= Beginning of Section =

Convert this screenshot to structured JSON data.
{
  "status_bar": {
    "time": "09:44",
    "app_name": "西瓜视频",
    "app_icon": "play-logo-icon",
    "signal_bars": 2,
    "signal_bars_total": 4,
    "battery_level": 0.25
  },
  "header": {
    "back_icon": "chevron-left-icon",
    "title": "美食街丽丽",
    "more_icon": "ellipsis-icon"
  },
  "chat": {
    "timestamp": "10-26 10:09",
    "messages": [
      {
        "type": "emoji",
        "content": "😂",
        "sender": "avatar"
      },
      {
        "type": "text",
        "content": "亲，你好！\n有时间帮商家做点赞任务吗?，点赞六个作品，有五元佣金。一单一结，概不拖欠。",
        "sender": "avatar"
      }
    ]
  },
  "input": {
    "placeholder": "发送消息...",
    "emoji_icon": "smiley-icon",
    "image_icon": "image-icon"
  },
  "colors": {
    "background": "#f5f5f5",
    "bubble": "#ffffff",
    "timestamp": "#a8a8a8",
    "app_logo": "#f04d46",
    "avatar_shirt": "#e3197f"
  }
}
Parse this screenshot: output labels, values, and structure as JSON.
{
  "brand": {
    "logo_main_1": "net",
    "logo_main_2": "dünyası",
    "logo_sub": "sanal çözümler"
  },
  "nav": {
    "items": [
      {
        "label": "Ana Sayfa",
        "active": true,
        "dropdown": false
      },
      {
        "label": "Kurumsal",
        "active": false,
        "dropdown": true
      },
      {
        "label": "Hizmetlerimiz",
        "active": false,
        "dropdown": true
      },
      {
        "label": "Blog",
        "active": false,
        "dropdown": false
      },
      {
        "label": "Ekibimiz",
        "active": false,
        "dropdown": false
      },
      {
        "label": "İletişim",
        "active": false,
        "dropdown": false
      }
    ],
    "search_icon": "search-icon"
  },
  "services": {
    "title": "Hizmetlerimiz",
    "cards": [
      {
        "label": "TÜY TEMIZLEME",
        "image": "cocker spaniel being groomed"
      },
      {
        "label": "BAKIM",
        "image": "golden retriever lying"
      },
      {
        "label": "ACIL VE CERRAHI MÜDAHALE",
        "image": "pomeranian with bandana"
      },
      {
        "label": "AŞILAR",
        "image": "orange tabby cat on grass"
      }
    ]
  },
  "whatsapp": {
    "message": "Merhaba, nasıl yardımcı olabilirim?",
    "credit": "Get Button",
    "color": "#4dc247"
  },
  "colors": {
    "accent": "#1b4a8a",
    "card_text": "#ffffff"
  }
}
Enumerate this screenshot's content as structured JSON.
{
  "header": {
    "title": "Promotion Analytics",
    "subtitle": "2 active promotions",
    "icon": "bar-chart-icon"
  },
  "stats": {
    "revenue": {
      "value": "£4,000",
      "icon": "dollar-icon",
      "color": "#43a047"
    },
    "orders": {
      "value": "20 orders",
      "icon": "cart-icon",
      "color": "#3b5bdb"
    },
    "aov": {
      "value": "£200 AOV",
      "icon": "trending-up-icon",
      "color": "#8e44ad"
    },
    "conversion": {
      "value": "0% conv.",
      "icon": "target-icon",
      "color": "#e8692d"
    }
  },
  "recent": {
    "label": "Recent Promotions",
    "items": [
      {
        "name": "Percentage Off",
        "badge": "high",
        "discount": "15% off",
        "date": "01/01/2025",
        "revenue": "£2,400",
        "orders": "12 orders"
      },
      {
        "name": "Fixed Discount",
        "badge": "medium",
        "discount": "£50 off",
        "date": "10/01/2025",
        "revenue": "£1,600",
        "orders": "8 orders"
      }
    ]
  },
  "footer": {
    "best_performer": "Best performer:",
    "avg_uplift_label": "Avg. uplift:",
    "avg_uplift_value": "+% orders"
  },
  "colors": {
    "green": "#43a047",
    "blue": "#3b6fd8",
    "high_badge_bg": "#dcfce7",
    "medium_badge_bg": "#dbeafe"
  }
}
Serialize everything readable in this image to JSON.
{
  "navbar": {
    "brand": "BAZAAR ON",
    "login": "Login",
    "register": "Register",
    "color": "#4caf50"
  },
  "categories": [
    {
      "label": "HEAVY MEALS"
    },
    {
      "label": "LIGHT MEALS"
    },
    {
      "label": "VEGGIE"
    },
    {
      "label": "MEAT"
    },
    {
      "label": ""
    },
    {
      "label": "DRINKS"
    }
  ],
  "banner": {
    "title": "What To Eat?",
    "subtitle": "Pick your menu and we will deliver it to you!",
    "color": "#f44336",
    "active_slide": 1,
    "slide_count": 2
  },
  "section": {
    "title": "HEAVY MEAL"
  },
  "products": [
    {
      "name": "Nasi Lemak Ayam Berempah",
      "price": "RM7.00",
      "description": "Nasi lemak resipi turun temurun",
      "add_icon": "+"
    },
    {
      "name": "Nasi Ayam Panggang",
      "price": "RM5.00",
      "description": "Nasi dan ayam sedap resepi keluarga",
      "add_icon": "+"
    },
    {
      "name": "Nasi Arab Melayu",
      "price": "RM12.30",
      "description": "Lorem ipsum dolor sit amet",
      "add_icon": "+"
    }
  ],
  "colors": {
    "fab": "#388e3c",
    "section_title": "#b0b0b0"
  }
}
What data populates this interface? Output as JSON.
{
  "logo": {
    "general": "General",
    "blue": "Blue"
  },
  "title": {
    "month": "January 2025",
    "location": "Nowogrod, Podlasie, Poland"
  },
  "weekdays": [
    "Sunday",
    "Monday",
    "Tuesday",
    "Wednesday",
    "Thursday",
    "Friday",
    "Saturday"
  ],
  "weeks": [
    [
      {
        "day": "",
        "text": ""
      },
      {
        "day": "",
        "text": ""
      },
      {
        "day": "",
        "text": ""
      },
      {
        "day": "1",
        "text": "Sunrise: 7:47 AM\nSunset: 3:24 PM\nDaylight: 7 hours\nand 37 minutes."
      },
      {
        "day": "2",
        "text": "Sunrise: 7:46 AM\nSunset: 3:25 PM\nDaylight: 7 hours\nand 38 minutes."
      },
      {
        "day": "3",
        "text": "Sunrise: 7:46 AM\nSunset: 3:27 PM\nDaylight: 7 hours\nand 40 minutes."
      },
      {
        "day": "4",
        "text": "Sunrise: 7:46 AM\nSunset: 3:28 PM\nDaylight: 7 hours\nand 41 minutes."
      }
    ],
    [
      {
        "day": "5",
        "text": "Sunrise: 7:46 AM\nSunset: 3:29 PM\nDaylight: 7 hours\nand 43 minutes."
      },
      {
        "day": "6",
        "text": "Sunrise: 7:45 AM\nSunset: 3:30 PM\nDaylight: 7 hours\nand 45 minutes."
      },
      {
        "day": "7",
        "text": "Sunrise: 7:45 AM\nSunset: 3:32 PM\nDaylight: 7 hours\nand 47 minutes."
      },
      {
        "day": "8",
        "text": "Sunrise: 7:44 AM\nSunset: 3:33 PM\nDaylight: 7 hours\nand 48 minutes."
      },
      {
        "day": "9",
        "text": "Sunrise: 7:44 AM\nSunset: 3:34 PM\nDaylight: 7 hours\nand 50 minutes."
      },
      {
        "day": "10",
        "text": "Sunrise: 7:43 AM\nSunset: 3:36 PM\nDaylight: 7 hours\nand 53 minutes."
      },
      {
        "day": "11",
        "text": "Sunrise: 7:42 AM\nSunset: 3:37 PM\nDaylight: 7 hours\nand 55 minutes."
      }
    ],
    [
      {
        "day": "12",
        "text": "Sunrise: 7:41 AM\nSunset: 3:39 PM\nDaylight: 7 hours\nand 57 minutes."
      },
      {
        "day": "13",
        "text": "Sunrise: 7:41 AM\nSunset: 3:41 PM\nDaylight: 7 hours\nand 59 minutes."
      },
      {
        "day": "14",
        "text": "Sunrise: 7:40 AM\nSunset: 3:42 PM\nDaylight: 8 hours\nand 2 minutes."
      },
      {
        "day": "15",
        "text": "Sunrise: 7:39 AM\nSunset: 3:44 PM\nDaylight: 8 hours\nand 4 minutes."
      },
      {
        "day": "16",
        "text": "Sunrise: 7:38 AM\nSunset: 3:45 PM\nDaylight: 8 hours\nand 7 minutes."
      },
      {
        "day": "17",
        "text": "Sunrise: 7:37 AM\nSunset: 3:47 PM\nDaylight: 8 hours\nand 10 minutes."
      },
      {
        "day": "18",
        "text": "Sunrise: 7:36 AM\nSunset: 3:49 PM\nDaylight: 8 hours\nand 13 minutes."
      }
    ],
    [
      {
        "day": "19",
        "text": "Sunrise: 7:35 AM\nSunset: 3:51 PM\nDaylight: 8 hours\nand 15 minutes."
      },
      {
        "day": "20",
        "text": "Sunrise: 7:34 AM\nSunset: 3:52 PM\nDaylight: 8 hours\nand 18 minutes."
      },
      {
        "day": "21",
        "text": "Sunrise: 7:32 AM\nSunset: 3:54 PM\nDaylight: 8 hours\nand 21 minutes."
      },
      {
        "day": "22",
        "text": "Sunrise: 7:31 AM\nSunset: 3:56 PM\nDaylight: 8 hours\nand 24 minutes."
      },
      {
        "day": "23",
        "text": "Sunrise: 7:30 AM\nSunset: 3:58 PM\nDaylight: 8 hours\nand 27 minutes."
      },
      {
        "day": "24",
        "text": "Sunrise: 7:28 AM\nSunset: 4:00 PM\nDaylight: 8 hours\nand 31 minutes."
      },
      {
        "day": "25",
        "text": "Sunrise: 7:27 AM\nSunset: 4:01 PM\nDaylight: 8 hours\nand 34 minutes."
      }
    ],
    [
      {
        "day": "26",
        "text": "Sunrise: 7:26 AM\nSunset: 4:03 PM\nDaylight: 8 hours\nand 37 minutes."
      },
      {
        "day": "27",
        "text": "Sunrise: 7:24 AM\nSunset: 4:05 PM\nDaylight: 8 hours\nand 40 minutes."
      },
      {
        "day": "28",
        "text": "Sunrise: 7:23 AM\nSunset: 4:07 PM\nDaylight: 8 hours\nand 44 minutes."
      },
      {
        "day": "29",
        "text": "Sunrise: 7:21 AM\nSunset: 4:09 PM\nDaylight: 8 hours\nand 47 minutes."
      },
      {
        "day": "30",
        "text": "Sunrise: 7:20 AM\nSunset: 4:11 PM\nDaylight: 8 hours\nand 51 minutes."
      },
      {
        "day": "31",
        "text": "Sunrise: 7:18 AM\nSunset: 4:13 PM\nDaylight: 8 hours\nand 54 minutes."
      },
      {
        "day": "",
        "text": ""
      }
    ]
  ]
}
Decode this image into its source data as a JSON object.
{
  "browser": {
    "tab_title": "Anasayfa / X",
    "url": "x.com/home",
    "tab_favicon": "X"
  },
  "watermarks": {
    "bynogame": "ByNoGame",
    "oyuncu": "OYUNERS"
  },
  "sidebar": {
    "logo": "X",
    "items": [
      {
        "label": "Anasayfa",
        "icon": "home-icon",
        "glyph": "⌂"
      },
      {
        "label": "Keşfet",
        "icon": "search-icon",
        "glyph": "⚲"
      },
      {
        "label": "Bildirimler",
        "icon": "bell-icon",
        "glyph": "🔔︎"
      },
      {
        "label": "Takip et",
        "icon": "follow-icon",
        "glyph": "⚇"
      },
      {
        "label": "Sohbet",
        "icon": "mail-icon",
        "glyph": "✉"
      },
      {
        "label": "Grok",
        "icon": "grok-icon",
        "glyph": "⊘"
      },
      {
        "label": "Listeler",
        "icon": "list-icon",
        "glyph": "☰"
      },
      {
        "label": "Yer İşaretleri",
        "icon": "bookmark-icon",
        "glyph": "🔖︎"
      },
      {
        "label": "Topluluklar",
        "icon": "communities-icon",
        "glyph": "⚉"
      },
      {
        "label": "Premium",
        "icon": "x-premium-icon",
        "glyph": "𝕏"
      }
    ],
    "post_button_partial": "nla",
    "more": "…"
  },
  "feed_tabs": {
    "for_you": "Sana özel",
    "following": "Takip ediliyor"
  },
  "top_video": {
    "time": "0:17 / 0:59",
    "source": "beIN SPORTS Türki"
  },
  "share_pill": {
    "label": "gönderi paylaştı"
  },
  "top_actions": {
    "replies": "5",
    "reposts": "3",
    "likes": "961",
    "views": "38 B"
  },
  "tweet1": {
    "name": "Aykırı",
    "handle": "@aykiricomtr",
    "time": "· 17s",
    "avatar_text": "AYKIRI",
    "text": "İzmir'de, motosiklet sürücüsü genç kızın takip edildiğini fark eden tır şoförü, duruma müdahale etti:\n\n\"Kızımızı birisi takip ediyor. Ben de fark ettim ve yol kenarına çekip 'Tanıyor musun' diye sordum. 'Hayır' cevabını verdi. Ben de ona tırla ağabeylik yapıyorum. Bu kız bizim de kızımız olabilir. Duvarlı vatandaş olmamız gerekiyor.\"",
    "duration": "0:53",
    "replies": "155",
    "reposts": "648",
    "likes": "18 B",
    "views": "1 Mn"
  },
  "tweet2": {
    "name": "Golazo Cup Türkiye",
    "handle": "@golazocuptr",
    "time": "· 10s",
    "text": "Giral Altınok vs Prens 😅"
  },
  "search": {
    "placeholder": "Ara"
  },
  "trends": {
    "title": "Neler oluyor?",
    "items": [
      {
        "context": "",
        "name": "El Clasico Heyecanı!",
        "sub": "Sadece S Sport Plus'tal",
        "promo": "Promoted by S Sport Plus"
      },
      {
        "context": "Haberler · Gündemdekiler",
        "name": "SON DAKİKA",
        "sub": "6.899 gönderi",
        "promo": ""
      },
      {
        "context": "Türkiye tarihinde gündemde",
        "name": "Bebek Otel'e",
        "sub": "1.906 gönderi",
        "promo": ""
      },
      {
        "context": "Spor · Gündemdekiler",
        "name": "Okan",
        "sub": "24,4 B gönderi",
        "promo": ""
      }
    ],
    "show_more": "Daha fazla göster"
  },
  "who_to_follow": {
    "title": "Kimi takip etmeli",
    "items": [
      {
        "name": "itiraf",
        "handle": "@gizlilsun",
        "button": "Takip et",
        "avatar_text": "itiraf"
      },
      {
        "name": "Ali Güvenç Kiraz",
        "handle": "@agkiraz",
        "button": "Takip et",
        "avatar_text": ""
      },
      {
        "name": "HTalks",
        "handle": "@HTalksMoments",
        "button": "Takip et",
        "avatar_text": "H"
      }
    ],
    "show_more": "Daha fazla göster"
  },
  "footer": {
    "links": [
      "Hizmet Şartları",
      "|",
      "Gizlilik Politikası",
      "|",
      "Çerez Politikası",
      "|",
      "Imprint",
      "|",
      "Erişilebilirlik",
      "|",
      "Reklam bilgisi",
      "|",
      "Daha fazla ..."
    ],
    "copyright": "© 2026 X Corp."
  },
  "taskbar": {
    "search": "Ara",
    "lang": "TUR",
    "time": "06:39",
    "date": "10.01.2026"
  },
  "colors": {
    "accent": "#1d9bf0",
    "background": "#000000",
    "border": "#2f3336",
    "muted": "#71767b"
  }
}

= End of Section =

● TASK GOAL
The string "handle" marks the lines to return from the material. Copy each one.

● SOLUTION TO THIS TASK
    "handle": "@aykiricomtr",
    "handle": "@golazocuptr",
        "handle": "@gizlilsun",
        "handle": "@agkiraz",
        "handle": "@HTalksMoments",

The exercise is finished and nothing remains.